While the machine does reach up to 12 miles per hour, which is faster than most of us will go (a five-minute mile!), the 1.75-horsepower motor is not the most powerful option. This won't be an issue for most people recreationally, but hard-core runners who plan to use it more than two to three times per week might want to look elsewhere.
Von Scheele found the running pad size to be totally comfortable for someone who is about 5'9". But if you're taller than 6'4" or have longer legs, you might need a longer deck.
Note: The max weight for this treadmill is 300 pounds, so if you are heavier or approaching this weight, it's not the best choice for you.
Does Echelon Stride work without membership?
The Echelon Stride works without a membership. A few built-in programs are available with the machine and accessible through the panel as well as a quick start option.
What's the difference between Echelon Stride and Echelon Stride S?
The Echelon Stride has no touchscreen, while the Stride S does have an interactive HD touchscreen. The Stride S has a shorter belt of 55 inches, the Stride S's is 59 inches, and the Stride S has a more powerful motor. The Stride costs $1,300, and the Stride S is $1,600.
Home workout equipment can be expensive, but the Echelon Stride is an affordable, high-quality treadmill with a small footprint and easy storage—and it's currently on sale. For most recreational runners, it will meet all needs and more. If you're looking for a treadmill designed specifically for high mileage and heavy training, check out the rest of our top picks for runners.
Rachel MacPherson is an expert writer and content creator, certified personal trainer (including pre-natal and post-partum experise), and nutrition specialist, among other certifications.

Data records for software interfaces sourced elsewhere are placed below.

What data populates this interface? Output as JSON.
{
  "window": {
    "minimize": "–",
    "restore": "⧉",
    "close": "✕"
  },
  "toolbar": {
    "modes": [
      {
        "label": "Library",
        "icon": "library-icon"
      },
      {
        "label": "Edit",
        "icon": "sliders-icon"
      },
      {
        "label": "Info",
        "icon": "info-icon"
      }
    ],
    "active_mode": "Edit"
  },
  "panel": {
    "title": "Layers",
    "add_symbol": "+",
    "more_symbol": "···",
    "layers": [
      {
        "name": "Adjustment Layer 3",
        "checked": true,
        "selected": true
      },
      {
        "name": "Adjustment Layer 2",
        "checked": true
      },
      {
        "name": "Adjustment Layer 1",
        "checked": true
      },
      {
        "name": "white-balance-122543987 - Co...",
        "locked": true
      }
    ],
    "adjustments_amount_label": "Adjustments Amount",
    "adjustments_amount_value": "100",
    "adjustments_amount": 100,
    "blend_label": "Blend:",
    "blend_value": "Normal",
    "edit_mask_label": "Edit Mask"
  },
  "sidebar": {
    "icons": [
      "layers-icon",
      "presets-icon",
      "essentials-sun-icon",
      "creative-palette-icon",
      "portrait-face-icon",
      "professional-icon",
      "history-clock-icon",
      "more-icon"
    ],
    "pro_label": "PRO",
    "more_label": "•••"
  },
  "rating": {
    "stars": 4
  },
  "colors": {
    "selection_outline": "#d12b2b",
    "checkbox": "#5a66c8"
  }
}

She has written for various publications and brands, such as Livestrong, Verywell Fit, Clean Eating Magazine, Business Insider, Shape, and more. She is also the author behind radicalstrength.ca